== PROBLEM STATEMENT ==
Could you restate word for word every line from the one containing "Extract the structured" to the end of the records, and nothing else?

== DATA FOR PROCESSING ==
"""
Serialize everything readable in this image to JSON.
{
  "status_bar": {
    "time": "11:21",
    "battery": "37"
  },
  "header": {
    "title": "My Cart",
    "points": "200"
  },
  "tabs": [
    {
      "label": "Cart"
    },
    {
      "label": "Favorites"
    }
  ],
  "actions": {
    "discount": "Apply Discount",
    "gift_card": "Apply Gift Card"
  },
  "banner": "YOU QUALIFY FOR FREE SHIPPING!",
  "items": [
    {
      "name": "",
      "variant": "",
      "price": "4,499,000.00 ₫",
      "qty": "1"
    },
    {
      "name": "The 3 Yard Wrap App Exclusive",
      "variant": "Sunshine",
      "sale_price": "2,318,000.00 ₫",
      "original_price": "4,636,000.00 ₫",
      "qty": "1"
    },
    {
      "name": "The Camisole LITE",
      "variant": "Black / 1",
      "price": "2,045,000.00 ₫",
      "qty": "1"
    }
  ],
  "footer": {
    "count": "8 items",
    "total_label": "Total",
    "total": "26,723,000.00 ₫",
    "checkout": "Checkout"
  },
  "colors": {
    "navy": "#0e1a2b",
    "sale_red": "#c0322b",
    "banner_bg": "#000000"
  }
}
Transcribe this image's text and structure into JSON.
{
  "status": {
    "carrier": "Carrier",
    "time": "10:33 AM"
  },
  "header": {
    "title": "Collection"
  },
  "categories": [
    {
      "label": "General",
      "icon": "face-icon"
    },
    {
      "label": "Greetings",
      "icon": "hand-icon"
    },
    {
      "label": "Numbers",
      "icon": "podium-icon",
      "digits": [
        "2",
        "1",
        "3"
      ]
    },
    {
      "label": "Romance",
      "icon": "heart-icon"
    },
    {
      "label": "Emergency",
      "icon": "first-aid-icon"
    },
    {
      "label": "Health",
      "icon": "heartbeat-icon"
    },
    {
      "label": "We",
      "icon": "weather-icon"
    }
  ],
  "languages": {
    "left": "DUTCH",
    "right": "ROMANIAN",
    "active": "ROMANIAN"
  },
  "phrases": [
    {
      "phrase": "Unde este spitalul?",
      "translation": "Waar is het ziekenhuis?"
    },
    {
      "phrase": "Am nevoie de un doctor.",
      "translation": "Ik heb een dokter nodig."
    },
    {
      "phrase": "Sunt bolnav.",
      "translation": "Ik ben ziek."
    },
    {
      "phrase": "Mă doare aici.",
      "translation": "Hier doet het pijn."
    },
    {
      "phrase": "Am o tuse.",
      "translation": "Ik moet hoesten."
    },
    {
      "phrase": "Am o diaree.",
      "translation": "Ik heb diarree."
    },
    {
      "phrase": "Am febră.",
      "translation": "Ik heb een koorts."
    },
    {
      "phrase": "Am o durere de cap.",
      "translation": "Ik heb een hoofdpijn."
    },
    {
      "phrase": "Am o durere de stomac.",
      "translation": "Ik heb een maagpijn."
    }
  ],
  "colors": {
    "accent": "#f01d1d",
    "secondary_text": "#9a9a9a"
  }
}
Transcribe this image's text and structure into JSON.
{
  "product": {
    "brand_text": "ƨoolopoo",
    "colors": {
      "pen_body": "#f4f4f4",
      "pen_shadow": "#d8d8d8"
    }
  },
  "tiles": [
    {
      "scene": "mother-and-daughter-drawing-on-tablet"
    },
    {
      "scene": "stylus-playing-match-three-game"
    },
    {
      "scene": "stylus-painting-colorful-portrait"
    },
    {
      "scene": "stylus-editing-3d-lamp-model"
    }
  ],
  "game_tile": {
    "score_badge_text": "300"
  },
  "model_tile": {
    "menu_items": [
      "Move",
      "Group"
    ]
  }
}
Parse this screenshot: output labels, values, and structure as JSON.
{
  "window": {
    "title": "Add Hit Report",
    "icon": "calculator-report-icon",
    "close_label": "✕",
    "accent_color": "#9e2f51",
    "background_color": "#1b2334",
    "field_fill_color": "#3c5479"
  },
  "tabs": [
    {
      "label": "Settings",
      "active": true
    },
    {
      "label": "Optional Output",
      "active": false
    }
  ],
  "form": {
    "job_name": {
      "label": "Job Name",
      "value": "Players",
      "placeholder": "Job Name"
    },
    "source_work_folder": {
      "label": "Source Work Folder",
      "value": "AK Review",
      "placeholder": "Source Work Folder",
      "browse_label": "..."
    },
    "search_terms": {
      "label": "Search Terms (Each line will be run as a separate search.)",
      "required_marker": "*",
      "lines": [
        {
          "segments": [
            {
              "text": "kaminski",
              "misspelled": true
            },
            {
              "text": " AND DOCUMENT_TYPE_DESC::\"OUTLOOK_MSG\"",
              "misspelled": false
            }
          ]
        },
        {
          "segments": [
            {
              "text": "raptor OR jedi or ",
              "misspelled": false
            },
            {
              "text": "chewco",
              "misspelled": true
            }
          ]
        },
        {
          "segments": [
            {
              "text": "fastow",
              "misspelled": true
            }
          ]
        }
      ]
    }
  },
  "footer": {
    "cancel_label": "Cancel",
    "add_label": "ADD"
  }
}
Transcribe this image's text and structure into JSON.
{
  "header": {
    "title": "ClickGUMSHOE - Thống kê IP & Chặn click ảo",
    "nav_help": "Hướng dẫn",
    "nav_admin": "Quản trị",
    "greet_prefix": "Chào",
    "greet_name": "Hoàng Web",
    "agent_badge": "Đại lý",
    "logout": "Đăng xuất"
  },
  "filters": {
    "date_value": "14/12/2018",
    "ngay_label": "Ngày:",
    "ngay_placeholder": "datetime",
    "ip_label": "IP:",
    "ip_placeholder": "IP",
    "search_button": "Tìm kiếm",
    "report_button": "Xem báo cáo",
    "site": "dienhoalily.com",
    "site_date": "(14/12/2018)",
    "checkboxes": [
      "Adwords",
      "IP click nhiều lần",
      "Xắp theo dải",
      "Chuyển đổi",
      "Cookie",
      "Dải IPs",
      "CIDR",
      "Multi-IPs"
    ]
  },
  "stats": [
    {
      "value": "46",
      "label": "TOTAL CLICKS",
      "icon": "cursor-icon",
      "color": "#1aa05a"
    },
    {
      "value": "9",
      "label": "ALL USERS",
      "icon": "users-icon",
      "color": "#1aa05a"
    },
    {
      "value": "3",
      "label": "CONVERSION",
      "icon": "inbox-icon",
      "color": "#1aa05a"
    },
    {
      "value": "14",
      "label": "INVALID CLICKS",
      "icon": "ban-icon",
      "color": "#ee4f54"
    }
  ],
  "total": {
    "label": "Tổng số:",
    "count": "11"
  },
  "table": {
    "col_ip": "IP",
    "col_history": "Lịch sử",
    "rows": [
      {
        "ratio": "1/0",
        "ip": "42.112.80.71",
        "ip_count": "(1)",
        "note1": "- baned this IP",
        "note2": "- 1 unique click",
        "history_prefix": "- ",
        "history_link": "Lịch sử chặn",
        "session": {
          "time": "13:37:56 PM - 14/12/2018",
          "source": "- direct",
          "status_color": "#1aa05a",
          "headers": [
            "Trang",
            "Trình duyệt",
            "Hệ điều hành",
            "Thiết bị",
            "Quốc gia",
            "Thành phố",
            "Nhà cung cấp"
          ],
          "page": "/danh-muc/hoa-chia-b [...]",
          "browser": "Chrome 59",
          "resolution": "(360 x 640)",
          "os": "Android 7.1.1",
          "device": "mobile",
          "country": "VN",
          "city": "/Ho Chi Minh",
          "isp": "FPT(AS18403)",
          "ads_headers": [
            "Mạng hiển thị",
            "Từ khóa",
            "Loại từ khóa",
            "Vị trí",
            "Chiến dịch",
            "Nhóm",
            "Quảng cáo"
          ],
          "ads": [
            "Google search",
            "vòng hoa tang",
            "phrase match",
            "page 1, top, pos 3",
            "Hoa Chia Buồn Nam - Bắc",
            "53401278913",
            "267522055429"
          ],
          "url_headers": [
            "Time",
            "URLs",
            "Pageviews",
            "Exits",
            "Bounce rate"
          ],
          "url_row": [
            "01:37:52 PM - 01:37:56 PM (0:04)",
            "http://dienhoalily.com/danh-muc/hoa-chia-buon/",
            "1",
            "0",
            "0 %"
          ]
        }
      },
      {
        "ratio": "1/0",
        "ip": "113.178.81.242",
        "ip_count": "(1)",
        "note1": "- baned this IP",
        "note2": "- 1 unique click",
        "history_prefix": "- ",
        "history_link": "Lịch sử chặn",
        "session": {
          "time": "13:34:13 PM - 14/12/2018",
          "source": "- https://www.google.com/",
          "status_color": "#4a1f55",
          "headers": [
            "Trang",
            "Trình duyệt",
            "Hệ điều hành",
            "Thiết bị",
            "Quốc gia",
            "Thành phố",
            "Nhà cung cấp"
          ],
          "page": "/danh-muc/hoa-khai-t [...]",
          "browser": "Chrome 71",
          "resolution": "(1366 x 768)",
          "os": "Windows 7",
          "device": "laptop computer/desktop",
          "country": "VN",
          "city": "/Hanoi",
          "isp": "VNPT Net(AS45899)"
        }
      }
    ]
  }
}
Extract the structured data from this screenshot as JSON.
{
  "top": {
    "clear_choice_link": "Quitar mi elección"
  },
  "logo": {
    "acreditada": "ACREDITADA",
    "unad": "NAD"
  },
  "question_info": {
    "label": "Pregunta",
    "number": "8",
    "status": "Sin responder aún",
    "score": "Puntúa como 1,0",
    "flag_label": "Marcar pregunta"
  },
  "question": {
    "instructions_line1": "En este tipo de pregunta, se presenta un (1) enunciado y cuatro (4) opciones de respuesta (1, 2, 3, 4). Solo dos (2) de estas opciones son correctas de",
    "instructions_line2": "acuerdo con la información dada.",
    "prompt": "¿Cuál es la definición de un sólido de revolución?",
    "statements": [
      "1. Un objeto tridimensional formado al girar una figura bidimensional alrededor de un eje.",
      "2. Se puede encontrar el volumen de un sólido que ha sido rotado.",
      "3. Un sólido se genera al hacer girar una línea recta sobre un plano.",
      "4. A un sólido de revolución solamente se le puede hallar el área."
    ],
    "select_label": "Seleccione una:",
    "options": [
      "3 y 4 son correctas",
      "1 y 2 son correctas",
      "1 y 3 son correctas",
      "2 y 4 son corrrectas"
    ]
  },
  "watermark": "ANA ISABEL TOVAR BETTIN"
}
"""
== OUTPUT ==
Extract the structured data from this screenshot as JSON.
{
  "top": {
    "clear_choice_link": "Quitar mi elección"
  },
  "logo": {
    "acreditada": "ACREDITADA",
    "unad": "NAD"
  },
  "question_info": {
    "label": "Pregunta",
    "number": "8",
    "status": "Sin responder aún",
    "score": "Puntúa como 1,0",
    "flag_label": "Marcar pregunta"
  },
  "question": {
    "instructions_line1": "En este tipo de pregunta, se presenta un (1) enunciado y cuatro (4) opciones de respuesta (1, 2, 3, 4). Solo dos (2) de estas opciones son correctas de",
    "instructions_line2": "acuerdo con la información dada.",
    "prompt": "¿Cuál es la definición de un sólido de revolución?",
    "statements": [
      "1. Un objeto tridimensional formado al girar una figura bidimensional alrededor de un eje.",
      "2. Se puede encontrar el volumen de un sólido que ha sido rotado.",
      "3. Un sólido se genera al hacer girar una línea recta sobre un plano.",
      "4. A un sólido de revolución solamente se le puede hallar el área."
    ],
    "select_label": "Seleccione una:",
    "options": [
      "3 y 4 son correctas",
      "1 y 2 son correctas",
      "1 y 3 son correctas",
      "2 y 4 son corrrectas"
    ]
  },
  "watermark": "ANA ISABEL TOVAR BETTIN"
}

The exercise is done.